Government has the right to set broad policy and objectives that reflect both their desires and the ever-changing expectations of society related to BC’s forest-management. There is also a balance to be struck that ensures the livelihood of BC forest workers and resource communities. That’s how our democratic system works, and we should all be glad we live in such a country. However, government also has a duty to engage and consult with those being significantly impacted by their decision-making.
In the final days of the fall legislative session, the BC government cut off debate and rammed through legislation that contains sweeping changes to the forestry sector, giving Cabinet the authority to change or end timber licences, determine what compensation may be paid to forest companies, and redistribute Crown logging rights to community and Indigenous land title holders.
For many months, the Truck Loggers Association and others in the forest sector have repeatedly expressed our desire to work with the Premier and Forests Minister so decision-making would be informed with a true understanding of the issues and the consequences – and to ensure success in implementing their new directions.
There is a magnitude of options and transitions available to address issues in the forestry sector that are better than the apparent yes or no path government has embarked upon. Government has yet to attach any meaningful social and economic considerations to their so-called modernization of forest policy in BC. Instead, there appears to be an absolute capitulation to special interest groups.
The truth is our forests continue to offer an opportunity for BC to provide the solutions we all seek for tackling climate change, by meeting the highest environmental standards with the highest proportion of independently certified forests in the world – while also harvesting trees before they turn into carbon emitters and locking carbon into wood products and wood buildings where they provide an ongoing climate change solution. Our products truly are the right decision for those caring about sustainability and the environment.
Government is foregoing such opportunities for our people and communities and instead has set in motion an unprecedented level of uncertainty and concern that is already having a significant impact on those whose livelihoods are at stake without any information about what is next in terms of transition strategies, fair compensation, or worker programs.

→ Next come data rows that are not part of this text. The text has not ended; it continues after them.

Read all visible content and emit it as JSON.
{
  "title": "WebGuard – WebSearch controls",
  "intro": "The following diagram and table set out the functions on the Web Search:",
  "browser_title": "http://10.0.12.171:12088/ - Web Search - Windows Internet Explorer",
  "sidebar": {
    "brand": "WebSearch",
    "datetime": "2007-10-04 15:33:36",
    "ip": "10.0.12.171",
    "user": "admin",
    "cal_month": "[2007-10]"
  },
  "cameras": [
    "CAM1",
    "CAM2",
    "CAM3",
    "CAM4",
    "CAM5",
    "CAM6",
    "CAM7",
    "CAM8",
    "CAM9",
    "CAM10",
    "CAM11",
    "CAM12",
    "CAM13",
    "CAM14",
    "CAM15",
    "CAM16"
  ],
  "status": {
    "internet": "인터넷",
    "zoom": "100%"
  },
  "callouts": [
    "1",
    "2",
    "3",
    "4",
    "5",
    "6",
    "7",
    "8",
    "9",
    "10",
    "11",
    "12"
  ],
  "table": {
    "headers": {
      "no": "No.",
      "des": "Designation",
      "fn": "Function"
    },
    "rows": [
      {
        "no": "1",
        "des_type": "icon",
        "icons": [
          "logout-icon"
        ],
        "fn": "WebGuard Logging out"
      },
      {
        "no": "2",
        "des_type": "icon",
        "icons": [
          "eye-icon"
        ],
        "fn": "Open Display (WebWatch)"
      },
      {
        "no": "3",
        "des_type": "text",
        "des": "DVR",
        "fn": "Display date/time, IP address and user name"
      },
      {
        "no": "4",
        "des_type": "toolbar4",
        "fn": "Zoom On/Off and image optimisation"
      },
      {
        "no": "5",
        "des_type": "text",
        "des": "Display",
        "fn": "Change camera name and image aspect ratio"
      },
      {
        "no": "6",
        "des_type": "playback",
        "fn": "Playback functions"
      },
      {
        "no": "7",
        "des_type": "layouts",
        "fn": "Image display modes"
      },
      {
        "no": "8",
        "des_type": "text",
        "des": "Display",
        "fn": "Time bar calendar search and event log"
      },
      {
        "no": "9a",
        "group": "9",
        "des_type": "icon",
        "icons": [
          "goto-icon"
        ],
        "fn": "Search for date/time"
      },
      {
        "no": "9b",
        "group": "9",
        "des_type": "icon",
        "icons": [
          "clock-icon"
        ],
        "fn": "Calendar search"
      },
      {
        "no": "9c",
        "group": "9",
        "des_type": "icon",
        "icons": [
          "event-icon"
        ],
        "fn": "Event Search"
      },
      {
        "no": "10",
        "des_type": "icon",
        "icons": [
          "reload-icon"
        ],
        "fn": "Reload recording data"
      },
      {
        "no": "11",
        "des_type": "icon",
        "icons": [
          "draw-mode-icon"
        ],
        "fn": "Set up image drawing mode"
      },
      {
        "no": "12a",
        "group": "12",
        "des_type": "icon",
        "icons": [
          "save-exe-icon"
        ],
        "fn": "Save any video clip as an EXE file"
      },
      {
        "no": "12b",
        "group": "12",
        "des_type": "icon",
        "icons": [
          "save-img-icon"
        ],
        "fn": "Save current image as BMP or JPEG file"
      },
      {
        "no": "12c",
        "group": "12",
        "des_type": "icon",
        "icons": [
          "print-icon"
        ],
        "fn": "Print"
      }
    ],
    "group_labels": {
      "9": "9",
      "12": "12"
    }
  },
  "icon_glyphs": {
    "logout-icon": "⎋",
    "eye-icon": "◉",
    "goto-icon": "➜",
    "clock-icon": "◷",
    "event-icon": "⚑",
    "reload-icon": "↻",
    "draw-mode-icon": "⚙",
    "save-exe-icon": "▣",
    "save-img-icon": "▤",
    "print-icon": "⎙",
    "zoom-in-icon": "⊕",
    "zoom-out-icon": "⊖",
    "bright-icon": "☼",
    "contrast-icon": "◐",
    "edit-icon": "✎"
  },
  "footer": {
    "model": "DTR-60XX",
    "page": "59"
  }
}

Just days ago, Minister Conroy suggested that the government wants to work with us on moving the sector forward. Well, we’re waiting – and so too are the communities and families who will be a key factor in achieving success.
Bob Brash, Registered Professional Forester
Executive Director – Truck Loggers Association of BC